Ontario-Montclair School District says 你好 to Mandarin immersion classes

Classes will be offered for kindergarteners at Montera Elementary School next year

With China now one of the world’s biggest economies, the Ontario-Montclair School District is making moves to prepare its students for a future that anticipates the country’s continued influence across the globe.

“There’s probably going to be three languages that are going to be predominant in the next 20 years, which will be Spanish, English and Mandarin. That’s what it looks like,” said Veronica Bucheli, a director with the district. “How do we give our kids an edge?
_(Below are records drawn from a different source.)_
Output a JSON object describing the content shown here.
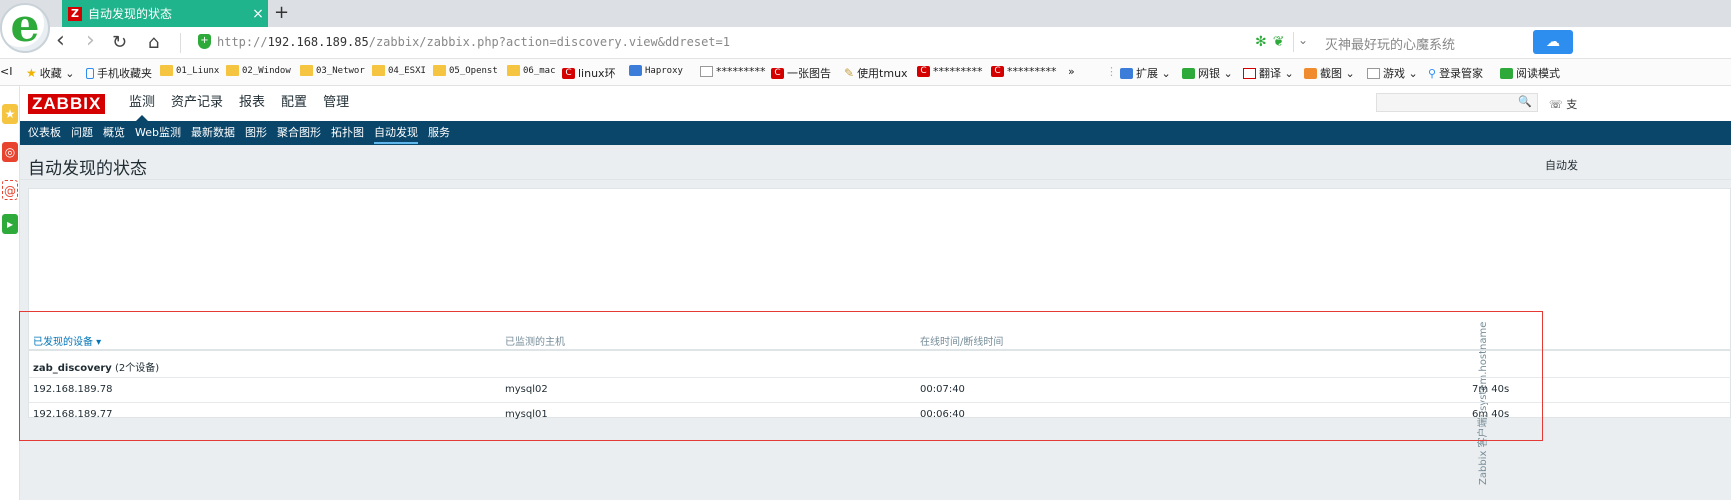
{
  "browser": {
    "tab": {
      "favicon": "Z",
      "title": "自动发现的状态",
      "close": "×"
    },
    "new_tab": "+",
    "nav": {
      "back": "‹",
      "forward": "›",
      "reload": "↻",
      "home": "⌂"
    },
    "url": {
      "scheme": "http://",
      "host": "192.168.189.85",
      "path": "/zabbix/zabbix.php?action=discovery.view&ddreset=1"
    },
    "search_hint": "灭神最好玩的心魔系统",
    "bookmarks": [
      {
        "label": "收藏",
        "icon": "star-icon"
      },
      {
        "label": "手机收藏夹",
        "icon": "phone-icon"
      },
      {
        "label": "01_Liunx",
        "icon": "folder-icon"
      },
      {
        "label": "02_Window",
        "icon": "folder-icon"
      },
      {
        "label": "03_Networ",
        "icon": "folder-icon"
      },
      {
        "label": "04_ESXI",
        "icon": "folder-icon"
      },
      {
        "label": "05_Openst",
        "icon": "folder-icon"
      },
      {
        "label": "06_mac",
        "icon": "folder-icon"
      },
      {
        "label": "linux环",
        "icon": "csdn-icon"
      },
      {
        "label": "Haproxy",
        "icon": "bookmark-icon"
      },
      {
        "label": "*********",
        "icon": "page-icon"
      },
      {
        "label": "一张图告",
        "icon": "csdn-icon"
      },
      {
        "label": "使用tmux",
        "icon": "pen-icon"
      },
      {
        "label": "*********",
        "icon": "csdn-icon"
      },
      {
        "label": "*********",
        "icon": "csdn-icon"
      },
      {
        "label": "»",
        "icon": ""
      }
    ],
    "toolbar_right": [
      {
        "label": "扩展",
        "icon": "grid-icon"
      },
      {
        "label": "网银",
        "icon": "bank-icon"
      },
      {
        "label": "翻译",
        "icon": "translate-icon"
      },
      {
        "label": "截图",
        "icon": "scissors-icon"
      },
      {
        "label": "游戏",
        "icon": "gamepad-icon"
      },
      {
        "label": "登录管家",
        "icon": "search-icon"
      },
      {
        "label": "阅读模式",
        "icon": "book-icon"
      }
    ]
  },
  "zabbix": {
    "logo": "ZABBIX",
    "main_menu": [
      "监测",
      "资产记录",
      "报表",
      "配置",
      "管理"
    ],
    "sub_menu": [
      "仪表板",
      "问题",
      "概览",
      "Web监测",
      "最新数据",
      "图形",
      "聚合图形",
      "拓扑图",
      "自动发现",
      "服务"
    ],
    "support": "支",
    "page_title": "自动发现的状态",
    "header_right": "自动发",
    "table": {
      "headers": {
        "device": "已发现的设备 ▾",
        "host": "已监测的主机",
        "time": "在线时间/断线时间",
        "vertical": "Zabbix 客户端: system.hostname"
      },
      "group": {
        "name": "zab_discovery",
        "count": "(2个设备)"
      },
      "rows": [
        {
          "ip": "192.168.189.78",
          "host": "mysql02",
          "uptime": "00:07:40",
          "check": "7m 40s"
        },
        {
          "ip": "192.168.189.77",
          "host": "mysql01",
          "uptime": "00:06:40",
          "check": "6m 40s"
        }
      ]
    }
  }
}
One way of doing that is to teach them another language.”

This isn’t the district’s first dual-language immersion program: Spanish has been offered at the district’s Central Language Academy since 2007. After Spanish and Mandarin, Arabic might be next; it’s already being taught in an after-school club in one of the district’s middle schools.

“If I had a child that was going into kinder, I would put them into this class,” Montera elementary Principal Rudy Sandoval said. “You talk about an advantage going into the future, that’s an advantage.”

Please read more here.